_Task brief:_ Copy the entries below verbatim, omitting any pictures they contain.

_Records shown:_

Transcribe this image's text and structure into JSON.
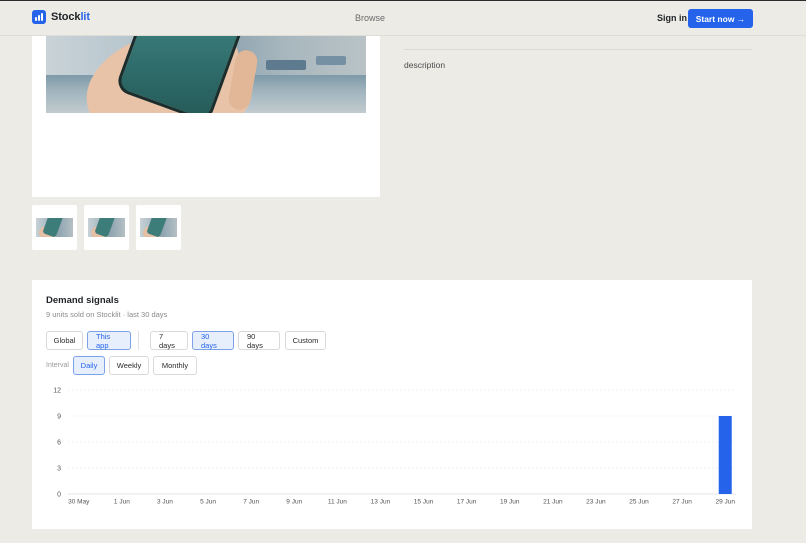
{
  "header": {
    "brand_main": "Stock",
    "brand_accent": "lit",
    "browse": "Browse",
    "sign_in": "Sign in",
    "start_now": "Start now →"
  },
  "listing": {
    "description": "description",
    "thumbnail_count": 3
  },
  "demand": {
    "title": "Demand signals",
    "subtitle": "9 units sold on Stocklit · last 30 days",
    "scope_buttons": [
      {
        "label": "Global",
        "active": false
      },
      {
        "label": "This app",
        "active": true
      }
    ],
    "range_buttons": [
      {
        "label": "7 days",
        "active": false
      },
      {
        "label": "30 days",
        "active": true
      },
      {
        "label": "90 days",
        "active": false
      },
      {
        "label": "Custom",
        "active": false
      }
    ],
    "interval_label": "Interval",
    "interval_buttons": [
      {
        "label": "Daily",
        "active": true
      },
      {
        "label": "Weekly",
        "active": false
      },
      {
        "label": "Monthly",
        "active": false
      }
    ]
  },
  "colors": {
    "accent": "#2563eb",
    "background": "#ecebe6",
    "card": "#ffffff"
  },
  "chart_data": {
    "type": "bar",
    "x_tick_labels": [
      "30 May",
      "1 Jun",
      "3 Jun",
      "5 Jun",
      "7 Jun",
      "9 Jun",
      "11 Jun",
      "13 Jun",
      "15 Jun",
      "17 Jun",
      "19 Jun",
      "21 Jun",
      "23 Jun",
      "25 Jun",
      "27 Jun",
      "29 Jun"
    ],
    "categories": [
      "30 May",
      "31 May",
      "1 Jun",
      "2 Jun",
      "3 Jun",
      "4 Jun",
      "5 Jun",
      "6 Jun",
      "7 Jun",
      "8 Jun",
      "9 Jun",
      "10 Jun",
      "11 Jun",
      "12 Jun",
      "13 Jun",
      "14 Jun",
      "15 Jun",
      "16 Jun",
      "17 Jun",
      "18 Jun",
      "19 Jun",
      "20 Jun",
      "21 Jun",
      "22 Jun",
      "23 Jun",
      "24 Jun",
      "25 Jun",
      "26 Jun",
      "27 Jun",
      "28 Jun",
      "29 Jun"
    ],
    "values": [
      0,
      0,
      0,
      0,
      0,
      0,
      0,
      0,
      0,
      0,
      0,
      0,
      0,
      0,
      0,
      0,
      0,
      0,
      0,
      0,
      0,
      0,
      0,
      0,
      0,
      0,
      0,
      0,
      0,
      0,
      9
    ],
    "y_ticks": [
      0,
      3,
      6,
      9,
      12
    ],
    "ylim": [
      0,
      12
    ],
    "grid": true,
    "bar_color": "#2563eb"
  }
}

_Problem solution:_
Transcribe this image's text and structure into JSON.
{
  "header": {
    "brand_main": "Stock",
    "brand_accent": "lit",
    "browse": "Browse",
    "sign_in": "Sign in",
    "start_now": "Start now →"
  },
  "listing": {
    "description": "description",
    "thumbnail_count": 3
  },
  "demand": {
    "title": "Demand signals",
    "subtitle": "9 units sold on Stocklit · last 30 days",
    "scope_buttons": [
      {
        "label": "Global",
        "active": false
      },
      {
        "label": "This app",
        "active": true
      }
    ],
    "range_buttons": [
      {
        "label": "7 days",
        "active": false
      },
      {
        "label": "30 days",
        "active": true
      },
      {
        "label": "90 days",
        "active": false
      },
      {
        "label": "Custom",
        "active": false
      }
    ],
    "interval_label": "Interval",
    "interval_buttons": [
      {
        "label": "Daily",
        "active": true
      },
      {
        "label": "Weekly",
        "active": false
      },
      {
        "label": "Monthly",
        "active": false
      }
    ]
  },
  "colors": {
    "accent": "#2563eb",
    "background": "#ecebe6",
    "card": "#ffffff"
  },
  "chart_data": {
    "type": "bar",
    "x_tick_labels": [
      "30 May",
      "1 Jun",
      "3 Jun",
      "5 Jun",
      "7 Jun",
      "9 Jun",
      "11 Jun",
      "13 Jun",
      "15 Jun",
      "17 Jun",
      "19 Jun",
      "21 Jun",
      "23 Jun",
      "25 Jun",
      "27 Jun",
      "29 Jun"
    ],
    "categories": [
      "30 May",
      "31 May",
      "1 Jun",
      "2 Jun",
      "3 Jun",
      "4 Jun",
      "5 Jun",
      "6 Jun",
      "7 Jun",
      "8 Jun",
      "9 Jun",
      "10 Jun",
      "11 Jun",
      "12 Jun",
      "13 Jun",
      "14 Jun",
      "15 Jun",
      "16 Jun",
      "17 Jun",
      "18 Jun",
      "19 Jun",
      "20 Jun",
      "21 Jun",
      "22 Jun",
      "23 Jun",
      "24 Jun",
      "25 Jun",
      "26 Jun",
      "27 Jun",
      "28 Jun",
      "29 Jun"
    ],
    "values": [
      0,
      0,
      0,
      0,
      0,
      0,
      0,
      0,
      0,
      0,
      0,
      0,
      0,
      0,
      0,
      0,
      0,
      0,
      0,
      0,
      0,
      0,
      0,
      0,
      0,
      0,
      0,
      0,
      0,
      0,
      9
    ],
    "y_ticks": [
      0,
      3,
      6,
      9,
      12
    ],
    "ylim": [
      0,
      12
    ],
    "grid": true,
    "bar_color": "#2563eb"
  }
}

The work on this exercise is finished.